"When we have finished this we will be able to sit in front of a customer and tell them explicitly how much their fleet costs including costs like early termination and end of lease charges," declares Buchan. "This is leakage ppm [pence per mile] and this is where they need a cpm [cost per mile] target - customers can take out cost through understanding where there is cost."

Zenith will be able to provide levels of detail that can compare the cost of running one vehicle versus another, allowing firms to compare the real-world whole-life cost of different models and manufacturers across their fleet. That move will help companies analyse the impact of changes made to choice lists and where savings can be made by switching from one brand to another. "We're into long-term relationships with customers - we've got nothing to hide and openness and transparency is what helps customers," says Buchan. "When you look at policy decisions, a fleet wants to recommend a strategy and the fleet manager wants to go towards one brand or another. We're able to show a client financial aspects of the decision. The staff retention issues are important, but we can give facts."

The long-term goal is for Zenith to be able to give a cost per mile figure for every vehicle on sale, and for the firm's relationship managers to use the data to help fleets drive down costs by making changes to policies.
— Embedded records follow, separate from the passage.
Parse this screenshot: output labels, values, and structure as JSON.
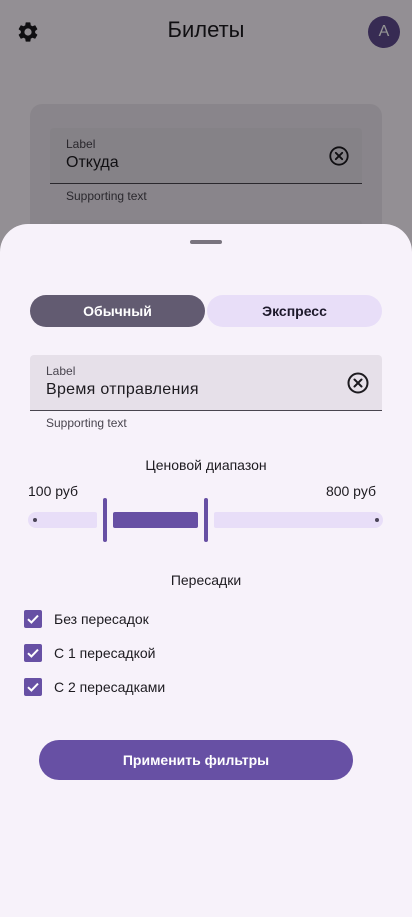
{
  "app": {
    "title": "Билеты",
    "avatar_letter": "A"
  },
  "background_form": {
    "field_label": "Label",
    "field_value": "Откуда",
    "supporting_text": "Supporting text"
  },
  "sheet": {
    "segments": [
      {
        "label": "Обычный",
        "selected": true
      },
      {
        "label": "Экспресс",
        "selected": false
      }
    ],
    "field": {
      "label": "Label",
      "value": "Время отправления",
      "supporting_text": "Supporting text"
    },
    "price_range": {
      "title": "Ценовой диапазон",
      "min_label": "100 руб",
      "max_label": "800 руб"
    },
    "transfers": {
      "title": "Пересадки",
      "options": [
        {
          "label": "Без пересадок",
          "checked": true
        },
        {
          "label": "С 1 пересадкой",
          "checked": true
        },
        {
          "label": "С 2 пересадками",
          "checked": true
        }
      ]
    },
    "apply_button": "Применить фильтры"
  },
  "colors": {
    "primary": "#6750a4",
    "secondary_container": "#e8def8",
    "selected_segment": "#625b71",
    "surface": "#f7f2fa"
  },
  "icons": [
    "gear-icon",
    "clear-icon",
    "check-icon"
  ]
}
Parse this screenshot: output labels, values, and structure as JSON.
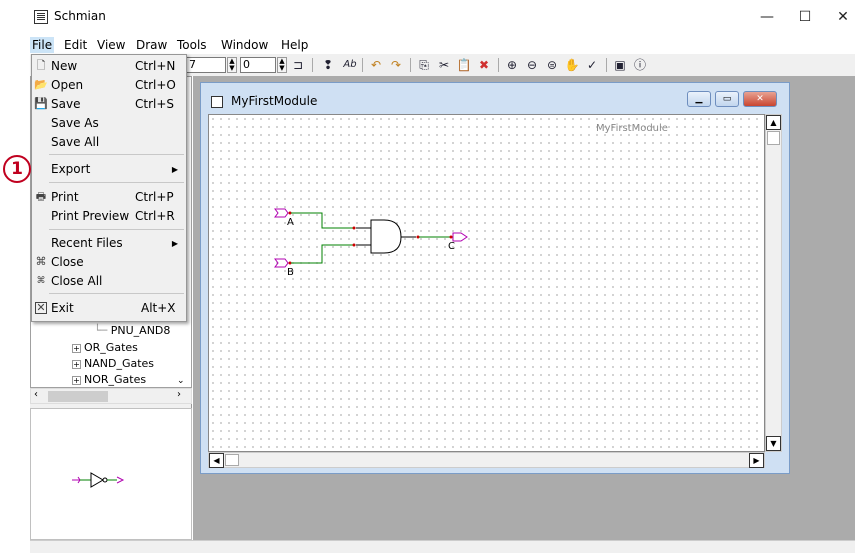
{
  "window": {
    "title": "Schmian",
    "minimize": "—",
    "maximize": "☐",
    "close": "✕"
  },
  "menubar": {
    "items": [
      "File",
      "Edit",
      "View",
      "Draw",
      "Tools",
      "Window",
      "Help"
    ]
  },
  "toolbar": {
    "field1": "7",
    "field2": "0"
  },
  "file_menu": {
    "new": {
      "label": "New",
      "shortcut": "Ctrl+N"
    },
    "open": {
      "label": "Open",
      "shortcut": "Ctrl+O"
    },
    "save": {
      "label": "Save",
      "shortcut": "Ctrl+S"
    },
    "save_as": {
      "label": "Save As"
    },
    "save_all": {
      "label": "Save All"
    },
    "export": {
      "label": "Export"
    },
    "print": {
      "label": "Print",
      "shortcut": "Ctrl+P"
    },
    "print_preview": {
      "label": "Print Preview",
      "shortcut": "Ctrl+R"
    },
    "recent_files": {
      "label": "Recent Files"
    },
    "close": {
      "label": "Close"
    },
    "close_all": {
      "label": "Close All"
    },
    "exit": {
      "label": "Exit",
      "shortcut": "Alt+X"
    }
  },
  "annotation": {
    "marker": "1"
  },
  "tree": {
    "items": [
      "PNU_AND8",
      "OR_Gates",
      "NAND_Gates",
      "NOR_Gates"
    ]
  },
  "document": {
    "title": "MyFirstModule",
    "module_label": "MyFirstModule",
    "pins": {
      "input_a": "A",
      "input_b": "B",
      "output_c": "C"
    }
  },
  "colors": {
    "wire": "#008000",
    "port": "#b000b0",
    "pin_dot": "#cc0000",
    "annotation": "#c0001f"
  }
}
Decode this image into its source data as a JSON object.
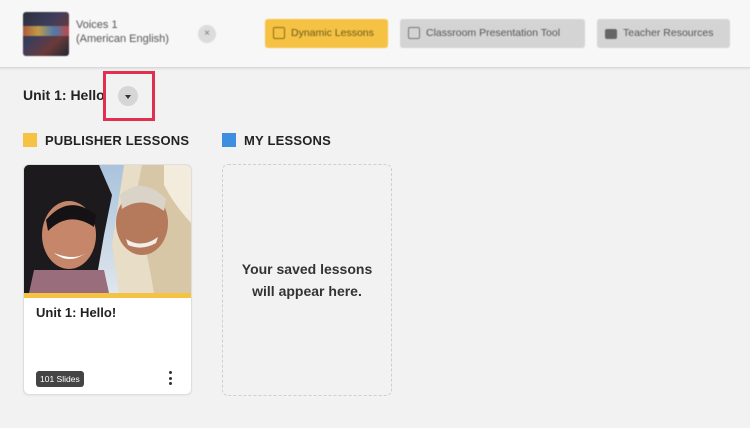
{
  "header": {
    "book_title_line1": "Voices 1",
    "book_title_line2": "(American English)",
    "close_glyph": "×",
    "nav": [
      {
        "label": "Dynamic Lessons",
        "icon": "lesson-icon",
        "active": true
      },
      {
        "label": "Classroom Presentation Tool",
        "icon": "presentation-icon",
        "active": false
      },
      {
        "label": "Teacher Resources",
        "icon": "briefcase-icon",
        "active": false
      }
    ]
  },
  "unit_selector": {
    "label": "Unit 1: Hello"
  },
  "sections": {
    "publisher": {
      "label": "PUBLISHER LESSONS",
      "color": "#f5c243"
    },
    "mine": {
      "label": "MY LESSONS",
      "color": "#3f8fe0"
    }
  },
  "publisher_lessons": [
    {
      "title": "Unit 1: Hello!",
      "slides": "101 Slides"
    }
  ],
  "my_lessons_empty": {
    "line1": "Your saved lessons",
    "line2": "will appear here."
  },
  "colors": {
    "accent": "#f5c243",
    "highlight": "#e0304f"
  }
}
The system should also allow benchmarking of a company's fleets against anonymised peers, highlighting comparative strengths and weaknesses. "It's about informed quality decisions for customers to drive costs in a difficult economic climate," says Hughes.

"We see it as our duty in the sector to bring innovative solutions to our customers and that's been our DNA as Zenith, it's where our core strength is - using everything from grey fleet to goods vehicles," concludes Buchan. "We don't see ourselves as a fleet management company, we're more about business-service solution provision to customers."

Target: Twice the size by 2016

Zenith chief executive Tim Buchan is focusing on doubling the company's size by 2016, although continuing to cater for 100+ vehicle fleets rather than diversifying into SMEs or the broker market.

"Our focus is to grow the company organically over the next four or five years," he says. "The significant growth is in larger fleets."

Buchan also refuses to rule out acquisitions if the chance occurs. "We continue to be open-minded about acquisitions and if the right opportunity presents itself we will take the time to research and investigate it, but all of our growth over the next four or five years is organic," he says.

Zenith is in the process of sourcing a heavy goods vehicle "solution" that would complete it's comprehensive vehicle management offering, covering everything from salary sacrifice and grey fleet up to large trucks. "We're focused on delivering an end-to-end solution to the medium-large corporate sector," says Buchan.